• **EXERCISE DETAILS**: Scan the data below for the string "Display". Copy every line where it appears.

(Dataset items)
§

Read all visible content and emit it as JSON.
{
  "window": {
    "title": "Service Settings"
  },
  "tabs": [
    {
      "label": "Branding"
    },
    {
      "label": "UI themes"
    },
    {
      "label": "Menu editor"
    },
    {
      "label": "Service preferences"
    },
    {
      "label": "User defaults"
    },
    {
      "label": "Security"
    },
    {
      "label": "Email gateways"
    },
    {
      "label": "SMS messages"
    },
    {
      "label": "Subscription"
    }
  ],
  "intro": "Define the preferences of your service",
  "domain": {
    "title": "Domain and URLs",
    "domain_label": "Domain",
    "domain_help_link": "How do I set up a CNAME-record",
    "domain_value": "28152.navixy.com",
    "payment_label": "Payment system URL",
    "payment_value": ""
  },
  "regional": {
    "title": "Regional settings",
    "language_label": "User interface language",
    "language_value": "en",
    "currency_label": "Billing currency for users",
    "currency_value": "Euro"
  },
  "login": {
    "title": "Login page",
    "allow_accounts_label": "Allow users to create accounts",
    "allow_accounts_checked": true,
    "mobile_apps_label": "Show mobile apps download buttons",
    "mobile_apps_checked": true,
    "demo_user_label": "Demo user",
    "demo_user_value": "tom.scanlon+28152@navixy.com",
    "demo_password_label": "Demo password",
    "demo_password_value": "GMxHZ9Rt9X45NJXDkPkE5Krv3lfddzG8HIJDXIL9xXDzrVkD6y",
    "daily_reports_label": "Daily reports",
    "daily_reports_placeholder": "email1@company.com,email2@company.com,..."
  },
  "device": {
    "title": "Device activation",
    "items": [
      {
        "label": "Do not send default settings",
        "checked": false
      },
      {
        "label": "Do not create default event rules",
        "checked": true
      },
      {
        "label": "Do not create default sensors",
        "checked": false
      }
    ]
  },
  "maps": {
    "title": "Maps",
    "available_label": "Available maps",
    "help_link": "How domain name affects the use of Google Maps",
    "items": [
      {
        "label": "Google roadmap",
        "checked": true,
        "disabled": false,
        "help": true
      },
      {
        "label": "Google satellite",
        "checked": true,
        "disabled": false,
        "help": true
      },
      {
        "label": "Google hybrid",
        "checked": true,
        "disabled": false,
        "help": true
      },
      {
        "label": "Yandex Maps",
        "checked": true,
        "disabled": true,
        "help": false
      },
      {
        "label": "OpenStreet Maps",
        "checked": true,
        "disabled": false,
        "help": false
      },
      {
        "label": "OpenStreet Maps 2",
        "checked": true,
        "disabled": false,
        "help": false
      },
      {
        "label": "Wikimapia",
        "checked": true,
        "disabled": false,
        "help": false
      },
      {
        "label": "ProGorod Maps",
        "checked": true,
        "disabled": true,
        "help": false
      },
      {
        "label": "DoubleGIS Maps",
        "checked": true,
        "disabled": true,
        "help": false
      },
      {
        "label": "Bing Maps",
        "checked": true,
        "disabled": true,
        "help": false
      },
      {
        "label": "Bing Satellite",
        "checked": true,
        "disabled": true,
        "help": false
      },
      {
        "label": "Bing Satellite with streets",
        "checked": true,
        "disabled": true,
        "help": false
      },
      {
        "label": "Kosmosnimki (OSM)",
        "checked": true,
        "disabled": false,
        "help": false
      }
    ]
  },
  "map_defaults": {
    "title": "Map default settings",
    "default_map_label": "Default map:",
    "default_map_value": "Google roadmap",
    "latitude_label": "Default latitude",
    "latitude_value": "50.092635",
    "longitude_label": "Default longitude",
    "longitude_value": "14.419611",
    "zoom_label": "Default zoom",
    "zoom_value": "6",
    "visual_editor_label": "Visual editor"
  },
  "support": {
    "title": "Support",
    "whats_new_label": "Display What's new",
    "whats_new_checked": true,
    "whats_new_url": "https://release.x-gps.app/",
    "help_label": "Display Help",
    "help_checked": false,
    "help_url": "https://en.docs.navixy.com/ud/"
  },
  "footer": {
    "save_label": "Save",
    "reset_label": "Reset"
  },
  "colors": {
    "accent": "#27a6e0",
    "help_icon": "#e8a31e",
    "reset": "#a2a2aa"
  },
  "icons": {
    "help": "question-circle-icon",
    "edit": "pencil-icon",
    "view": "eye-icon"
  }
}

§

• **TASK RESPONSE**:
    "whats_new_label": "Display What's new",
    "help_label": "Display Help",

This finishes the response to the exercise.